You start skipping your mailbox for fear another issue is already lurking inside.
When you finally decide to face it—and your far less frightful utility bills—you assemble the stack strategically to showcase the New Yorker on top, then bestow a superior smile upon your neighbor bearing but a flimsy sheet of Burger King coupons and a copy of The Atlantic down the hall to his dark apartment.
You’re secretly jealous of his sanity in selecting a magazine with a rational monthly schedule instead of this weekly wunderkind with overachiever syndrome.
You position the iconic cover in careful proximity to the succulent on your coffee table and snap for social media. Humblebrag hashtag: #houseplant.
You leave the cover unopened—atop the last eleven weeks’ issues.
You rejoice at the reprieve of the rare biweekly issue (even though you had to give up Amazon Prime and suffer through seven-day shipping to subsidize this subscription).
You gaze longingly at your bookshelf of novels and shelter magazines that you aren’t allowing yourself until you finish your New Yorkers.
* * *
At last, you toss one of your five free New Yorker totes onto your shoulder with practiced nonchalance and schlep the entire contents of your coffee table to your local coffee shop.
You scan the “Goings On About Town” and bemoan your meaningless existence in some secondary city 790 miles from any actual New Yorkers.
You get one-quarter through your first feature article (or so you assume), then peek ahead a page… and another… and another and another and another… to gauge the length.
You continue flipping to all the cartoons.
You return to your original spot and attempt half a paragraph. Then you check to ensure the coffee-shop intelligentsia haven’t glanced up from their Kindle Paperwhites, and you abandon said article at what turns out to be the 1/16th mark. It was (eleven-week-) old news anyway.
You really only read the Fiction. And “Shouts & Murmurs.”
* * *
You resist returning home to confront the rush of guilt when you must send this issue over the precipice of the recycling bin, condemning ten thousand neglected words to eternal oblivion.
So you slide the magazine onto your lap (cover displayed prominently to Kindlers in the vicinity) as you scroll through your phone’s prolific offerings of other highbrow publications, like Facebook and Tinder.

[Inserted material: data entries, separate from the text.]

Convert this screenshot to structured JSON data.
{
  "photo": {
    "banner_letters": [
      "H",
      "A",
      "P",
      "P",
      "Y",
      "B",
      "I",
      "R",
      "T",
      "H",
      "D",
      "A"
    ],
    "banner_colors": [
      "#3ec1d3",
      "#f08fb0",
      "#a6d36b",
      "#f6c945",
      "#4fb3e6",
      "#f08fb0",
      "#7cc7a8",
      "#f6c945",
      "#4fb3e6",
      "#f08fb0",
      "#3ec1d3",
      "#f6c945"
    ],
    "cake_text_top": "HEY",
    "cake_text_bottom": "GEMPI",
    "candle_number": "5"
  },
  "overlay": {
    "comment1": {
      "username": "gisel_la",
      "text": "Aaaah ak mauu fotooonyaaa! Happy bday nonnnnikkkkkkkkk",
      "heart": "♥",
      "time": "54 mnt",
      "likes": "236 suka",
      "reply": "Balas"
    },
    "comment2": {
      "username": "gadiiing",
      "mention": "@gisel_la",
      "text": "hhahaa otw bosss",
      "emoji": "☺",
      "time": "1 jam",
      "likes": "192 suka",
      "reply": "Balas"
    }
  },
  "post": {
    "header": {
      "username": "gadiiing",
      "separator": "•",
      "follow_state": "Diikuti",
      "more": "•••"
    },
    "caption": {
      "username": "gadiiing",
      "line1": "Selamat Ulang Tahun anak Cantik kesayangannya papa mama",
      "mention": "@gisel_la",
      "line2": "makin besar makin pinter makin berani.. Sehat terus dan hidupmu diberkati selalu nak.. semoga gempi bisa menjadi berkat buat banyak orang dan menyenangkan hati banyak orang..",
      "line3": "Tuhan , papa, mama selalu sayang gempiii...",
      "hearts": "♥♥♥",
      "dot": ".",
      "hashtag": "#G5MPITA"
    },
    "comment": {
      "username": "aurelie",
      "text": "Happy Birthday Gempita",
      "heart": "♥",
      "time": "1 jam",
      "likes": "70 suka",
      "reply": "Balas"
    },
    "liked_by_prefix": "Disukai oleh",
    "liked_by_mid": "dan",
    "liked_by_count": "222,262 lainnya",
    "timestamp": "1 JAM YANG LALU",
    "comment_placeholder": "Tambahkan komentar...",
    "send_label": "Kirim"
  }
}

You slip in an allusion to your current New Yorker state of mind in a message to a Bumble crush. Or, why not: you announce your subscription (i.e. your high IQ and your anti-Trump pride) at the top of your profile.

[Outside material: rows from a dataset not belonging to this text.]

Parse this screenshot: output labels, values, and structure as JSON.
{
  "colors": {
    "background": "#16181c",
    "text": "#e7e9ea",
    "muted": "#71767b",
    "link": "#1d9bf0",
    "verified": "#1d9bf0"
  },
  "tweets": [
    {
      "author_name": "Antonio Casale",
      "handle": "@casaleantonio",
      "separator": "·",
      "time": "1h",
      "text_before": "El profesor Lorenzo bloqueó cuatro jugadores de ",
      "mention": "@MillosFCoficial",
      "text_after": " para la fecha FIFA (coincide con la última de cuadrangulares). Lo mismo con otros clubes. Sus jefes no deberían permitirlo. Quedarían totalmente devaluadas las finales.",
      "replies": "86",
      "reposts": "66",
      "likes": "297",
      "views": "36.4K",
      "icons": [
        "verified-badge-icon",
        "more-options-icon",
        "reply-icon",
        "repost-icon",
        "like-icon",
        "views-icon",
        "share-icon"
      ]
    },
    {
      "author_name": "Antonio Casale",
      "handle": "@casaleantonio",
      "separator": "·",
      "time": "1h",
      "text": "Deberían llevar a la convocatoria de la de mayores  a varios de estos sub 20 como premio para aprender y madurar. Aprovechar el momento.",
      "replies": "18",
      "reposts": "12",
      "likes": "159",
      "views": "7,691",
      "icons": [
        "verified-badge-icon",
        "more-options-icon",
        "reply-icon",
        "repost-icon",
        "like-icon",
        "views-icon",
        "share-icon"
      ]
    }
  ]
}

You re-stack all the issues back home on your coffee table for said crush to someday notice and admire.
You begin a sentence (or two) on your date later that evening with the offhand, casual opener: “I was reading this article in the New Yorker… ”

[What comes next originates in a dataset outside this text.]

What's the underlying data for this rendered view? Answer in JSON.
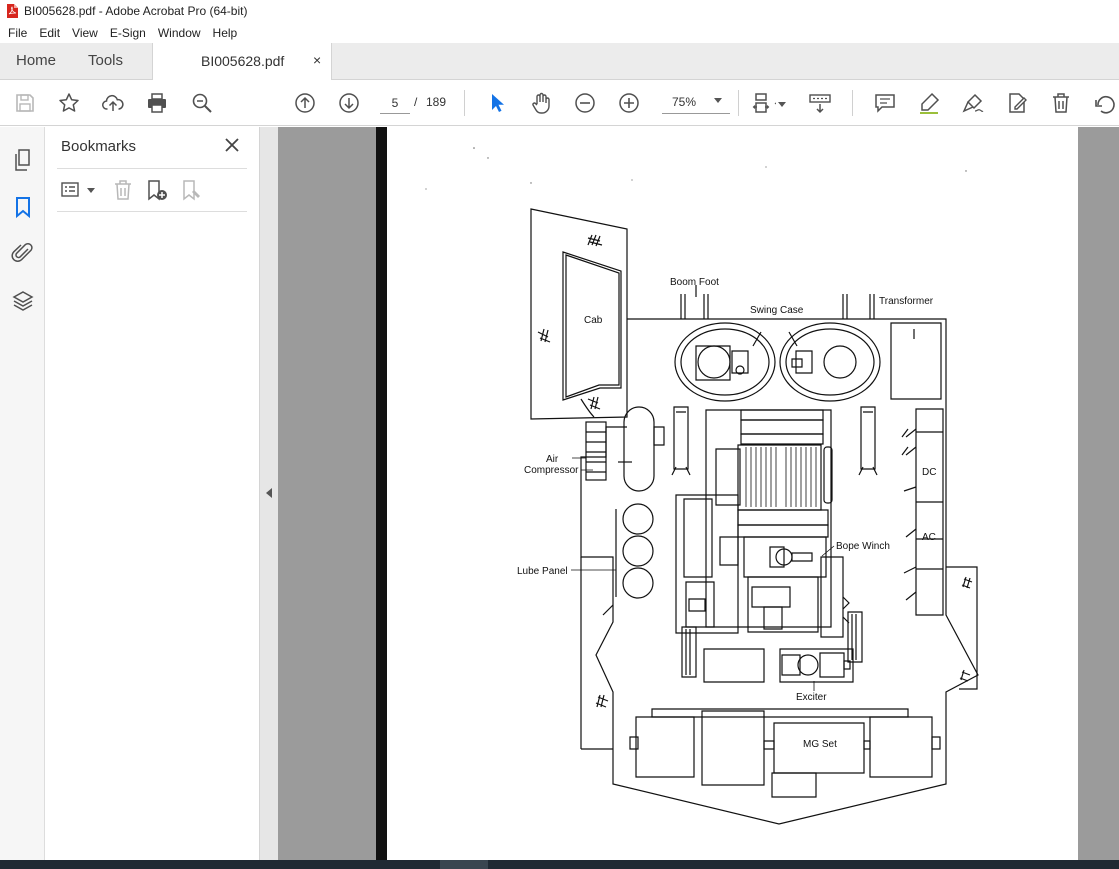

You realize you’re stretching the definition of “reading.” And you’re OK with it.
You order a gift subscription for your brainy new Bumble beau to impress him with your sophistication—and to give yourself free access to his hand-me-down issues.
Your crush keeps the subscription but cancels your relationship, citing something about your insufferable pretentiousness (you’re not sure; you were distracted by this great New Yorker book review you were skimming).
You take perverse solace in picturing him approaching his post office box with dread for the next interminable year.
You settle onto the sofa with the shelter magazine that just arrived in the mail.